Posted: Tuesday April 12, 2005 12:40PM; Updated: Tuesday April 12, 2005 1:14PM
With help from Steve Nash, Mike D'Antoni has made Phoenix the most entertaining team the league has seen in years.
What Karl has done in Denver cannot be overlooked, but it might because of the precedent that's been set. If so, that's too bad, because Karl is the true coach of the year.
2. Nate McMillan, SuperSonics
No one expected the Sonics to do what they've done this season. And if someone tells you they did, he's either a liar or a diehard Seattle fan. I, for one, certainly didn't see it coming, and for that I have to give some credit to McMillan.
Last season, the Sonics finished with a 37-45 record, better only than the Suns and Clippers in the Western Conference. Despite making just one key offseason move -- the addition of center Danny Fortson -- the Sonics have improved to 50-27 and are currently the fourth seed in the West.
The Sonics' turnaround can be attributed in large part to McMillan's handling of his key players. The second-year coach has handed Ray Allen the reins of the team, and Allen has responded by taking a more vocal role and providing leadership to the team's youngsters. One of those up-and-comers is Luke Ridnour, whom McMillan has trusted with the point-guard responsibilities and has, in turn, run the team smartly and efficiently. Rashard Lewis earned his first All-Star nomination and Vladimir Radmanovic has become a solid third scorer, even coming off the bench.
McMillan has also found a way to get the most out of the team's role players. Guys such as Jerome James, Reggie Evans, Antonio Daniels and Damien Wilkins all have provided productive minutes while quietly accepting heir under-the-radar roles on the team.
"Everybody has bought into the way Nate is coaching the team and everybody is playing their role," Lewis said. "The guys that need to rebound are rebounding, the shooters are shooting. Nobody is jealous of each other, and at the same time we're taking it one game at a time."
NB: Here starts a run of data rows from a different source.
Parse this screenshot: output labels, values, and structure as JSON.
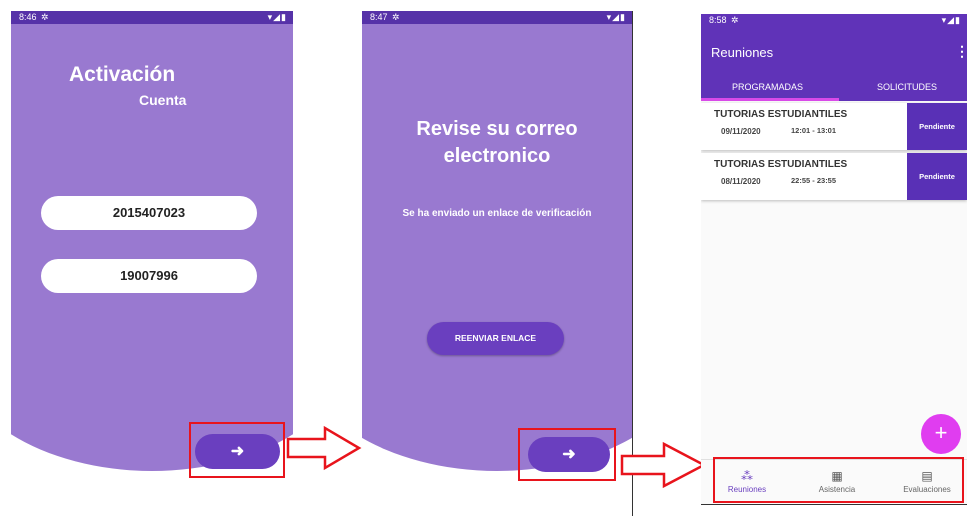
{
  "screen1": {
    "status_time": "8:46",
    "title": "Activación",
    "subtitle": "Cuenta",
    "field1_value": "2015407023",
    "field2_value": "19007996",
    "next_icon": "arrow-right-icon"
  },
  "screen2": {
    "status_time": "8:47",
    "title_line1": "Revise su correo",
    "title_line2": "electronico",
    "message": "Se ha enviado un enlace de verificación",
    "resend_label": "REENVIAR ENLACE",
    "next_icon": "arrow-right-icon"
  },
  "screen3": {
    "status_time": "8:58",
    "app_title": "Reuniones",
    "tabs": [
      {
        "label": "PROGRAMADAS"
      },
      {
        "label": "SOLICITUDES"
      }
    ],
    "meetings": [
      {
        "name": "TUTORIAS ESTUDIANTILES",
        "date": "09/11/2020",
        "hours": "12:01 - 13:01",
        "status": "Pendiente"
      },
      {
        "name": "TUTORIAS ESTUDIANTILES",
        "date": "08/11/2020",
        "hours": "22:55 - 23:55",
        "status": "Pendiente"
      }
    ],
    "fab_label": "+",
    "nav": [
      {
        "label": "Reuniones",
        "icon": "meetings-icon"
      },
      {
        "label": "Asistencia",
        "icon": "calendar-icon"
      },
      {
        "label": "Evaluaciones",
        "icon": "evaluation-icon"
      }
    ]
  },
  "colors": {
    "background_purple": "#9979d0",
    "status_bar": "#5632a8",
    "button_purple": "#6a3fbf",
    "fab_pink": "#e03df0",
    "annotation_red": "#e8141c"
  }
}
3. Mike D'Antoni, Suns
The Suns have become the league's most exciting show, and you can thank D'Antoni for that. Last season, the Suns won just 29 games while relying on Amare Stoudemire, Shawn Marion and Joe Johnson. This season, the arrival of Steve Nash and Quentin Richardson has given Phoenix one of the league's most dangerous starting fives, but also made for a potentially difficult situation. How would they get shots for all five guys and keep everyone happy? Somehow, D'Antoni made it work, thanks to his hands-off approach.